[Start of section]

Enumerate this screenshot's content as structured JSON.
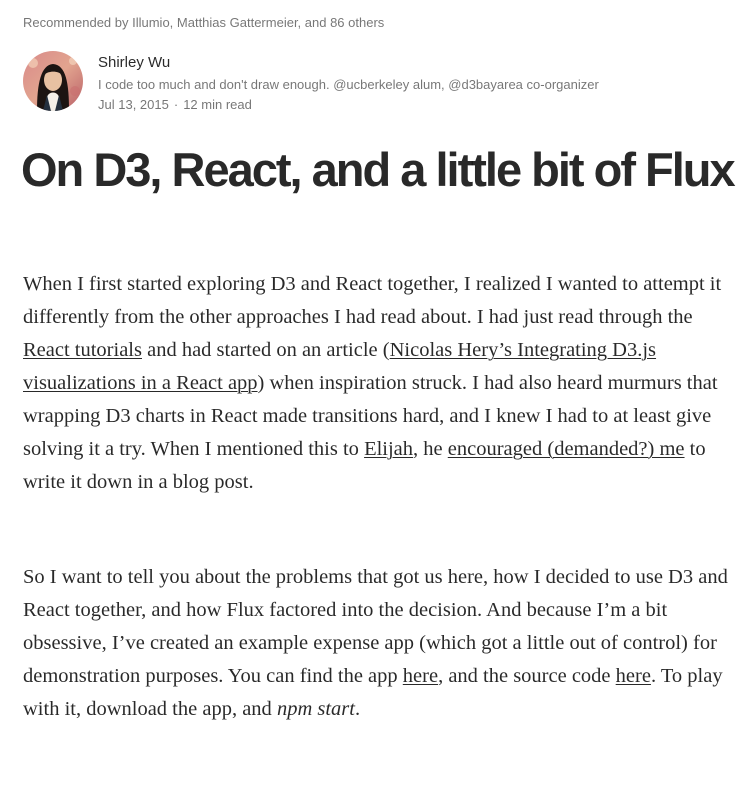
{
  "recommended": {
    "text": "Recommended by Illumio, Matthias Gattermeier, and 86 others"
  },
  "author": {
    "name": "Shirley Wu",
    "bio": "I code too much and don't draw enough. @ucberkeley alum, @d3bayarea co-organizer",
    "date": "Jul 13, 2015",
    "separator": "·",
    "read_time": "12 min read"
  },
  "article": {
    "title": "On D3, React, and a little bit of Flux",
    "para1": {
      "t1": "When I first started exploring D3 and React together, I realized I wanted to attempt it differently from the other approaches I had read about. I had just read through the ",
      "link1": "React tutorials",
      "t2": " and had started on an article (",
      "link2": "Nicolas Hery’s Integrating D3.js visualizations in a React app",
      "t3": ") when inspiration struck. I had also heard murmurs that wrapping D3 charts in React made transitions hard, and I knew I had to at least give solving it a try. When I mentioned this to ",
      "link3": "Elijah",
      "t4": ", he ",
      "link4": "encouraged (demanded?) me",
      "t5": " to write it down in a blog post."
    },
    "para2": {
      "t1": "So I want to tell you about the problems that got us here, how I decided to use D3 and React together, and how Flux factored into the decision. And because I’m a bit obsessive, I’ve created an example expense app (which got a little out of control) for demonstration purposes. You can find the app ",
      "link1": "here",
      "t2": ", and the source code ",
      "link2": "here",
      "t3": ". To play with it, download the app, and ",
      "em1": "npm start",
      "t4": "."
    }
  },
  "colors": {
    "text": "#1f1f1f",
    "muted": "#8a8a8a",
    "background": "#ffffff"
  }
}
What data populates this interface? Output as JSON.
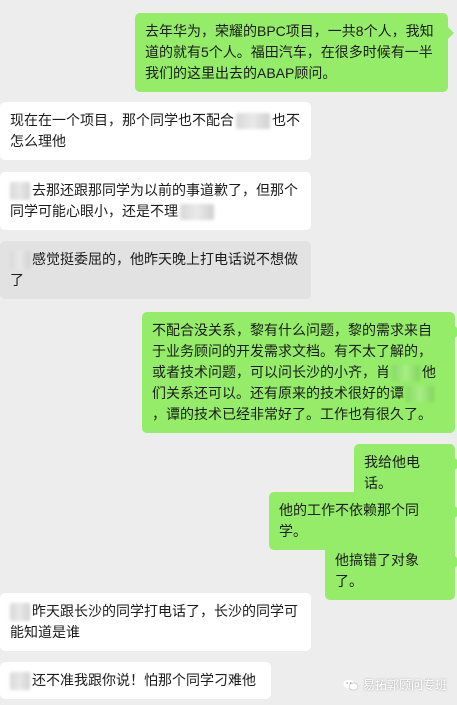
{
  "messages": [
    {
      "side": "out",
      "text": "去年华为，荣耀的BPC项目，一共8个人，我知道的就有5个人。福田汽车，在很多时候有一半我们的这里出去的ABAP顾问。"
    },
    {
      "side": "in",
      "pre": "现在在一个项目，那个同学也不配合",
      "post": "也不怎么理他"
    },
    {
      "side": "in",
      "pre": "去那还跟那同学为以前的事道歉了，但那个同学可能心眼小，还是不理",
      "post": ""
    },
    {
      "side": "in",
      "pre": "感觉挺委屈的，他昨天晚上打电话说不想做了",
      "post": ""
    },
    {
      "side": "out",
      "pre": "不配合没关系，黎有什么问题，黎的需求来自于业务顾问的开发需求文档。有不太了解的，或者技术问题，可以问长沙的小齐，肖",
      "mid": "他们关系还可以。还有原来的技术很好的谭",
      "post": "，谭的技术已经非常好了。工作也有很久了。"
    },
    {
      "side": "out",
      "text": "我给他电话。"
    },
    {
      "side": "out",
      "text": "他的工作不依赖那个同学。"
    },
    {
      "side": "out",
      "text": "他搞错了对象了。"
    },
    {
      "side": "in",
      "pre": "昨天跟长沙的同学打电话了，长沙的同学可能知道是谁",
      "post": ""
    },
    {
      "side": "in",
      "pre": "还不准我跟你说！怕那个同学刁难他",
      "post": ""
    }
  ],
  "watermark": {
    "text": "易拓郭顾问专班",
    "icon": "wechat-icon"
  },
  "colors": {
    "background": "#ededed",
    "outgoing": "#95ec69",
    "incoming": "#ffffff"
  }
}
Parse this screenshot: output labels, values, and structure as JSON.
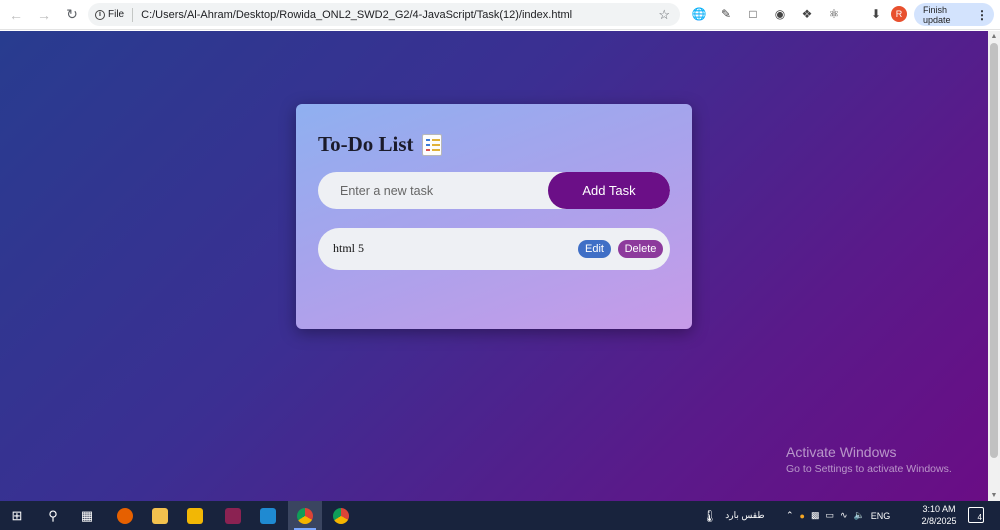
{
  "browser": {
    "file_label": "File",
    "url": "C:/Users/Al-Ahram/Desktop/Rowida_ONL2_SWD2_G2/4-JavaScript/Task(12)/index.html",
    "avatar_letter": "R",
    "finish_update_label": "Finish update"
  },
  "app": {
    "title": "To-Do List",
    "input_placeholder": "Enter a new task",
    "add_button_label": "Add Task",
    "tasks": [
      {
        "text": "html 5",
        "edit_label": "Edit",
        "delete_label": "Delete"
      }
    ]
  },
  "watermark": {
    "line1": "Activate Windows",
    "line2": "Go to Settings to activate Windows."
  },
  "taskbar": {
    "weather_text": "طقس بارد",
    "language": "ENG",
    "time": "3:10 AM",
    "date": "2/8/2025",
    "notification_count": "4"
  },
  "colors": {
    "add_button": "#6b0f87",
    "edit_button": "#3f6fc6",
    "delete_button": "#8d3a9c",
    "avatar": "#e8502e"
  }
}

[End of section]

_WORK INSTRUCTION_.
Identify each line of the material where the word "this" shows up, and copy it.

_WRITTEN RESPONSE_.
Enumerate this screenshot's content as structured JSON.
      "t3": ") when inspiration struck. I had also heard murmurs that wrapping D3 charts in React made transitions hard, and I knew I had to at least give solving it a try. When I mentioned this to ",
What data populates this interface? Output as JSON.
Parse this screenshot: output labels, values, and structure as JSON.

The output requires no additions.